squared, x to the third, x to the fourth, x to the fifth. These are supposed to go
on top of the square. But I realize I was running
out of space. You write one and y, y squared,
y to the third, y to the fourth, y to the fifth. And if I were to say, given
this, what is x plus y, I don't know, to the
fourth power? So what you can do is, you say
OK, well, x plus y to the fourth is going to be, you know,
x to the fourth plus something, something, something,
a bunch of terms, all the way to y to
the fourth, and everything in between. So as you go here, where you
say, x to the fourth all the way down to y to the fourth. So it'll be this diagonal
right here. So let me draw this diagonal. So this diagonal right here. And these will essentially tell
you to the coefficients. And not only will it tell
you the coefficients. It will tell you the mix
of the coefficients. So what do I mean by that? So let me erase some

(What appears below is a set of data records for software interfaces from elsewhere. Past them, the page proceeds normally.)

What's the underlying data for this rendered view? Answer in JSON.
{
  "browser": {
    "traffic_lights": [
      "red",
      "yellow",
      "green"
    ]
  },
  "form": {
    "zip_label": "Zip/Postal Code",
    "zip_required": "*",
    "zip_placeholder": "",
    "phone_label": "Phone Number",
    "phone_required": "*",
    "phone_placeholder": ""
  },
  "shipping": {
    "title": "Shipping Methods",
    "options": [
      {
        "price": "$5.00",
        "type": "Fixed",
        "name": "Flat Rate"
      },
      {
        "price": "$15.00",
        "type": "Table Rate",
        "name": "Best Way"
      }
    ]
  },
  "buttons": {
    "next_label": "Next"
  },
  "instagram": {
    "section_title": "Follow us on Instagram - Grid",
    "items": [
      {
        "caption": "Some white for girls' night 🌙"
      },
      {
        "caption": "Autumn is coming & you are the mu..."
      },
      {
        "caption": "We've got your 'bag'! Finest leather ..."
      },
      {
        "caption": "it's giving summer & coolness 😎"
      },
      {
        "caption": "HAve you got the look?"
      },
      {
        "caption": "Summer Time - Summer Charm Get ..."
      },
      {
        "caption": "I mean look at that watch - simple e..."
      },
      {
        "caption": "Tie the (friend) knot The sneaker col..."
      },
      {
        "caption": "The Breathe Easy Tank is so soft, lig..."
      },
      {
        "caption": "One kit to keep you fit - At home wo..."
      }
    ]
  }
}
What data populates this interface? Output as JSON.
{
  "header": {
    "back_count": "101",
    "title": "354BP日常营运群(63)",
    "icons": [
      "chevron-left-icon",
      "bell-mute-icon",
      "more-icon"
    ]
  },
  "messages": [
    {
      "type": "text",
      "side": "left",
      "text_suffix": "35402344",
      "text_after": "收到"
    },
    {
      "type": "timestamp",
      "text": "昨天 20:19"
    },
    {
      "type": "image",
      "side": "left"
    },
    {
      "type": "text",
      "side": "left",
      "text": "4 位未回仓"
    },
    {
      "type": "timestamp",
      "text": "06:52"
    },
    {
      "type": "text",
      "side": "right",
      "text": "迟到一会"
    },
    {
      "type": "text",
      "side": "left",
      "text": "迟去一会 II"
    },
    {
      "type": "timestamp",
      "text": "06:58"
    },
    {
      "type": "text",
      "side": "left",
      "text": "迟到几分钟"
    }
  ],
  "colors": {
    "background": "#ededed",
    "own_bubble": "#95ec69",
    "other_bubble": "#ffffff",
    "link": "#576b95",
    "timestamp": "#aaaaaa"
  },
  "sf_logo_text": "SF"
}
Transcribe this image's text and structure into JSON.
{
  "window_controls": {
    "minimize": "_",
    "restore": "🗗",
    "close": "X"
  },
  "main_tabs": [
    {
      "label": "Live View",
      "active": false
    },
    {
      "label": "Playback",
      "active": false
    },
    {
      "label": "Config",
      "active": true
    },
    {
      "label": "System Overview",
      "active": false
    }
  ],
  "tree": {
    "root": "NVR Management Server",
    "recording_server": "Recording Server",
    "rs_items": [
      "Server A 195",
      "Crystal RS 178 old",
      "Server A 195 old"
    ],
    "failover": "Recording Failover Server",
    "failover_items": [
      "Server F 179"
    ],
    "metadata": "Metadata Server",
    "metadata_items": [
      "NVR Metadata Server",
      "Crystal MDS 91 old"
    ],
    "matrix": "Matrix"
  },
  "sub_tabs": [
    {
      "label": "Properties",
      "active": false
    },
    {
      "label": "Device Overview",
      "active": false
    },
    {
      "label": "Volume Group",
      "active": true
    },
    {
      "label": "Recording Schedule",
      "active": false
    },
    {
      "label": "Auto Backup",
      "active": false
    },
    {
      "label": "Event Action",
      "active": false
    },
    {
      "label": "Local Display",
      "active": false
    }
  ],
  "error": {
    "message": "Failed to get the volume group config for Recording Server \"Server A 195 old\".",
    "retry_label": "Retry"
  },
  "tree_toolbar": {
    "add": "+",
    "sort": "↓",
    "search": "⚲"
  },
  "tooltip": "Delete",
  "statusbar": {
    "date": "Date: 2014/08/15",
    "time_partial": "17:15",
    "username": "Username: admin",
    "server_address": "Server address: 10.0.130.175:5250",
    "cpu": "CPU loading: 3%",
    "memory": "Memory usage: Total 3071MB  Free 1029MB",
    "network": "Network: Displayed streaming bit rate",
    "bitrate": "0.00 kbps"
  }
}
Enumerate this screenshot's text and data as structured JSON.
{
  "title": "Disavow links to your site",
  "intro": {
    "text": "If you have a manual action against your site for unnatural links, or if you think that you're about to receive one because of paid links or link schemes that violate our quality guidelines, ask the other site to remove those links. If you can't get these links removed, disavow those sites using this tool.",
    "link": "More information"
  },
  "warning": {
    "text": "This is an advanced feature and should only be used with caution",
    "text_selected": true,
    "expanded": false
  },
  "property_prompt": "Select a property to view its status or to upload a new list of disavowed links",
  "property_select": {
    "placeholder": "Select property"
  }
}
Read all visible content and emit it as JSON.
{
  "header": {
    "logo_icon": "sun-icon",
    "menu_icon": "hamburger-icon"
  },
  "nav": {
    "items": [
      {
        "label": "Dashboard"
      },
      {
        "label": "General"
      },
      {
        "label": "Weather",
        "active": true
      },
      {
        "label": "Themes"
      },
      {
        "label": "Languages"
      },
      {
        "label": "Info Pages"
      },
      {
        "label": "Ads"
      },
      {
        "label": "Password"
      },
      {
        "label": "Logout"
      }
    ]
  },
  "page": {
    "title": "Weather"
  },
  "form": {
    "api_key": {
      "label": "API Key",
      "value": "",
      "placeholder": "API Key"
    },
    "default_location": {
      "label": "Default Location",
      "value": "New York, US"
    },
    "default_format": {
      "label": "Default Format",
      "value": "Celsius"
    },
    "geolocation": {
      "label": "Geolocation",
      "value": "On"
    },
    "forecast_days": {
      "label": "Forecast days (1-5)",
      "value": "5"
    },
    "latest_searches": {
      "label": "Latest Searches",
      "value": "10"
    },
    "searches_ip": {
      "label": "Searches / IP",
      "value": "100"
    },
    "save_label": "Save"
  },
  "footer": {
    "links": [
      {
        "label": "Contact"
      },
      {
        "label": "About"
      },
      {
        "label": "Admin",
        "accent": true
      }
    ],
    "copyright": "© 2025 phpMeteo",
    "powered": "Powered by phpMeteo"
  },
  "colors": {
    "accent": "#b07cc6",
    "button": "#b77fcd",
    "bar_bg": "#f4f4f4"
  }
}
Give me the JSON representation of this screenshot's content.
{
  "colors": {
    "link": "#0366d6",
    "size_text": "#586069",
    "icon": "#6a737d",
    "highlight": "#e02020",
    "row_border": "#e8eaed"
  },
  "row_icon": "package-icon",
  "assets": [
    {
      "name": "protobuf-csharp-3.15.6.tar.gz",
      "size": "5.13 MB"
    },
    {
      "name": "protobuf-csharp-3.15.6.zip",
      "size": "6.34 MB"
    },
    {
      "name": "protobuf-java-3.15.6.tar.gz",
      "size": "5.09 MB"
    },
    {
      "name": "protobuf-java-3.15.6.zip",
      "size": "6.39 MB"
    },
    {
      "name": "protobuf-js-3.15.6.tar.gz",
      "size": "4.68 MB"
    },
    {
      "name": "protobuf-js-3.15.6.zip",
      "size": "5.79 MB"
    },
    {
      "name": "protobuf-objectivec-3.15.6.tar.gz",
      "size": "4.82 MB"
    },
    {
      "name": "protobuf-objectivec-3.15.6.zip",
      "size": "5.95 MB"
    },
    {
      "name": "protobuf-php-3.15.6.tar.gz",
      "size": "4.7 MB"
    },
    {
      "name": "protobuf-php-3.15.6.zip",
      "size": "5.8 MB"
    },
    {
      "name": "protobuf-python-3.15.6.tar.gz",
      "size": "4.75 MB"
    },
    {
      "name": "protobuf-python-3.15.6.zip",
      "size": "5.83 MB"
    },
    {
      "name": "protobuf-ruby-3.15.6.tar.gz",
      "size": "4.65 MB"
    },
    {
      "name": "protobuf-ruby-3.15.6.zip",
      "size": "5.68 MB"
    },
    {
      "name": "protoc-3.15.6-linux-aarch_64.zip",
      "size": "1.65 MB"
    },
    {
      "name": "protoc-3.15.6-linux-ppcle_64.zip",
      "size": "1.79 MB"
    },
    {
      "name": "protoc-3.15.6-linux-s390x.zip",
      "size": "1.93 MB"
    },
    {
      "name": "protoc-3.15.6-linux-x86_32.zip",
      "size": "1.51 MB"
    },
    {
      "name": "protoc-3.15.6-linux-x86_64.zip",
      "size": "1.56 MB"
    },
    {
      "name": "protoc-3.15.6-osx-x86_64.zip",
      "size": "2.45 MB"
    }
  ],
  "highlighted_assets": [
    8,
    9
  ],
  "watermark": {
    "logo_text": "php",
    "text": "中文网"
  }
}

stuff here. This is all bonus to
the actual problem. We've solved the problem. So I can erase all of this. So we want to figure out
x plus y to the fourth. All we have to do-- and I'll
leave you the play with this cube a little bit more just to
see all the patterns in it and what do the numbers do along
each row and each column and each diagonal? But if you want to figure out
x plus y to the fourth, or actually just this is
x to the fourth. Or you could say one
x to the fourth. One x to the fourth times one,
which is just one x to the fourth, plus four x to
the third, times y. Right? That's just this one
right there. Then you say, plus six
x squared y squared. And then we're at plus four
x y to the third. And then finally plus one
y to the fourth times just a one or an x. And you might say, that's
amazing Sal. How did that work? And the way to think about it
is, when you multiply this x plus y to the fourth-- and I
encourage you to try it if you're bored one day --there's
actually six ways to get an x squared y squared term. You'll see that when you
multiply it all out. And we did that in kind of the
intuition behind the binomial theorem videos. But there's six ways to get
there, which is the exact same problem as the brain teaser
that I gave you before. How many ways can you
get to this square? Well, we figured out
there are six ways. Anyway hope that you enjoyed
that a little bit.